Eliminators return from the previous Burnout titles, but have been given a tweak — Instead of the last-place car being eliminated every lap, the last-place car is eliminated every 30 seconds. This shortens the race’s length, thus giving you less time to fight through the pack and dodge every Takedown attempt that comes your way. The other mode that Revenge changes up is the Crash Mode, doing away with the pickup items and focusing entirely on how many cars you damage. And this time, Crashbreakers are set to be triggered when your boost meter reaches 100%, at which point you must mash the B button before the timer expires. If you manage to mash said button to the point of fully filling said meter, your explosion reach its maximum radius. And of course, the goal is to cause as many dollars of damage as possible.
13 tracks in the USA, Europe, and Far East make up Revenge‘s World Tour, which is a bit different compared to the one seen in Takedown. Instead of going just for medals, you also must earn as many stars as possible, the number you earn per event varying on the tricks you pull off and what your finishing position is. It may seem like a grind, but it gives you the urge to complete every goal, find the Signature Takedowns, and unlock every reward there is to offer. Two things that make these new tracks different from the Burnout games of old is that they now have new huge jumps and shortcuts, allowing racers to constantly experiment with their racing lines.
Online multiplayer supports up to six players, but if you can’t access the servers, there’s always local multiplayer. Split-screen racing supports two players at 30 frames per second, and up to five of your friends can join you for some Crash Mode madness, which makes Revenge a very nice party game.
Speaking of frames per second, I should mention that for a 2006 Xbox 360 game, the graphics are absolutely stellar. There can be a bit of slow-mo when cars are exploding all over the place, but the sense of speed at 60 FPS will get your adrenaline pumping.
No arcade racing game would be complete without a stellar soundtrack, and Revenge delivers in spades. EA’s fictional radio station CrashFM provides you with 41 licensed tracks, coming from well-known acts like Yellowcard, All-American Rejects, Unwritten Law, MxPx, Avenged Sevenfold, Pennywise, Fall Out Boy, Thrice, Junkie XL, Andy Hunter, Goldfinger, The Starting Line, and OK Go, as well as numerous up-and-coming artists. I don’t really care for the electronic remixes of “Break On Through (To the Other Side)” by the Doors and “An Honest Mistake” by the Bravery, but they’ll appeal to at least someone. If you need pulse-pounding music to help pump you up, Revenge has you covered. Crank up your HD audio system and feel free to sing along.

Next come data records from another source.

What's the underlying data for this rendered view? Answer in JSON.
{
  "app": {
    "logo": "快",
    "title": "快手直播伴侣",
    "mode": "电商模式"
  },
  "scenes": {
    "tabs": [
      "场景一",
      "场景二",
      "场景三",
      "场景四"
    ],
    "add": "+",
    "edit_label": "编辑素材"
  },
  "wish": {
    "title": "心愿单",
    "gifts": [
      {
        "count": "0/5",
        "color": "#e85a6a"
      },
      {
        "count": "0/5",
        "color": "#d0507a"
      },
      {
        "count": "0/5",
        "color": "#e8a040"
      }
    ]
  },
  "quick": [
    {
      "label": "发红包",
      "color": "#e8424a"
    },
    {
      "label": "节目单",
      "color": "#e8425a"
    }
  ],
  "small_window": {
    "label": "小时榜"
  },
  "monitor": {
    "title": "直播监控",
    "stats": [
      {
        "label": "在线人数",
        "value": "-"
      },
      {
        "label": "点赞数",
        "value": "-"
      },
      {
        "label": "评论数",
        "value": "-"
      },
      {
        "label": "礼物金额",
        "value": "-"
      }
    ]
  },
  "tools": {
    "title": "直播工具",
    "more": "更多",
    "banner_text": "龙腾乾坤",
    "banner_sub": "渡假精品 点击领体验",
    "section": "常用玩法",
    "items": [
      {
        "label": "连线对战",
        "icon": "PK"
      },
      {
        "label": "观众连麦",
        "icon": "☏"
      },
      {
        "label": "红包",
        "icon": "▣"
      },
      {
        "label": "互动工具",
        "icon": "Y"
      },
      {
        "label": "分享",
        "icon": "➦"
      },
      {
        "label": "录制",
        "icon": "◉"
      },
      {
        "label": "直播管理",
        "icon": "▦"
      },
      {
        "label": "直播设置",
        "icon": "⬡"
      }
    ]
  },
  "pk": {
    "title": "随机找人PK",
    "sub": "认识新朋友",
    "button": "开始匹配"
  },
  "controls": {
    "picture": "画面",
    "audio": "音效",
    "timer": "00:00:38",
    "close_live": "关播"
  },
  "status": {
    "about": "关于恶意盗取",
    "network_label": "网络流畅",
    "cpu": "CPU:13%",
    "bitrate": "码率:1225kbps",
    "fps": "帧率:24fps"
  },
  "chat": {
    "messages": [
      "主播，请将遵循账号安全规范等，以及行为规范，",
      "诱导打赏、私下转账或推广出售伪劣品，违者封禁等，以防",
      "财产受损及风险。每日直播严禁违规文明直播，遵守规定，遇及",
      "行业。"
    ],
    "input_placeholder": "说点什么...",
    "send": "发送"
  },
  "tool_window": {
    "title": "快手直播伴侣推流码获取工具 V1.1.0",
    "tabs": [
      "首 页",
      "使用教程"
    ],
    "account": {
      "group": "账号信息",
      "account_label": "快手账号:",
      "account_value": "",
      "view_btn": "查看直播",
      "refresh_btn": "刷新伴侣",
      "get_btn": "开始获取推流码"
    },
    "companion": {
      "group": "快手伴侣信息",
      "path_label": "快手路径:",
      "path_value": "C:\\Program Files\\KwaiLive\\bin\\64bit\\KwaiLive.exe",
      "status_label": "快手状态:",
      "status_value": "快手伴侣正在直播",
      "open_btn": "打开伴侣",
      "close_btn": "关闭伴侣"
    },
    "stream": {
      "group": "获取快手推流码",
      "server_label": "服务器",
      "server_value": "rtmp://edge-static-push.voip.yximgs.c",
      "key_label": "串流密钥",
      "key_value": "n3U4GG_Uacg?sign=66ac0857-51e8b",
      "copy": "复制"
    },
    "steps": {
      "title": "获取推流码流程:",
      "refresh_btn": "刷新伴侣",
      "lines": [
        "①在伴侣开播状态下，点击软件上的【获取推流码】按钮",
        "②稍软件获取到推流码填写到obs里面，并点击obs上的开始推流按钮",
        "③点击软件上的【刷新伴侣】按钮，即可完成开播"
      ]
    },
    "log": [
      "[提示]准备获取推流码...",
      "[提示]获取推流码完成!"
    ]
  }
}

Like a muscle car with a potent power plant, Burnout: Revenge was a fantastic treat out of EA’s garage, and is still an absolute jam all these years later. If arcade racers are your cup of tea, strap into Revenge‘s cockpit and take it for a spin. And no, I will not judge you for crashing into enemy cars while singing “Lights And Sounds” by Yellowcard, because why wouldn’t you do such a thing? Speaking of Yellowcard, if someone out there were to tell me that a racing game they like is like an “extreme version of Burnout: Revenge,” I would respond by asking, “How do you get more extreme than Burnout: Revenge? Maybe by adding more Yellowcard?” Anyway, enough about famous pop-punk bands, we’ve got some Burnout business to take care of.
I’ve been playing videogames since I was four years old and see no signs of stopping. My other hobbies include sports, tabletop games, and listening to a wide variety of music (Mainly punk genres). I’m not the best at shooters and fighters, but I’m in my element when playing a driving game.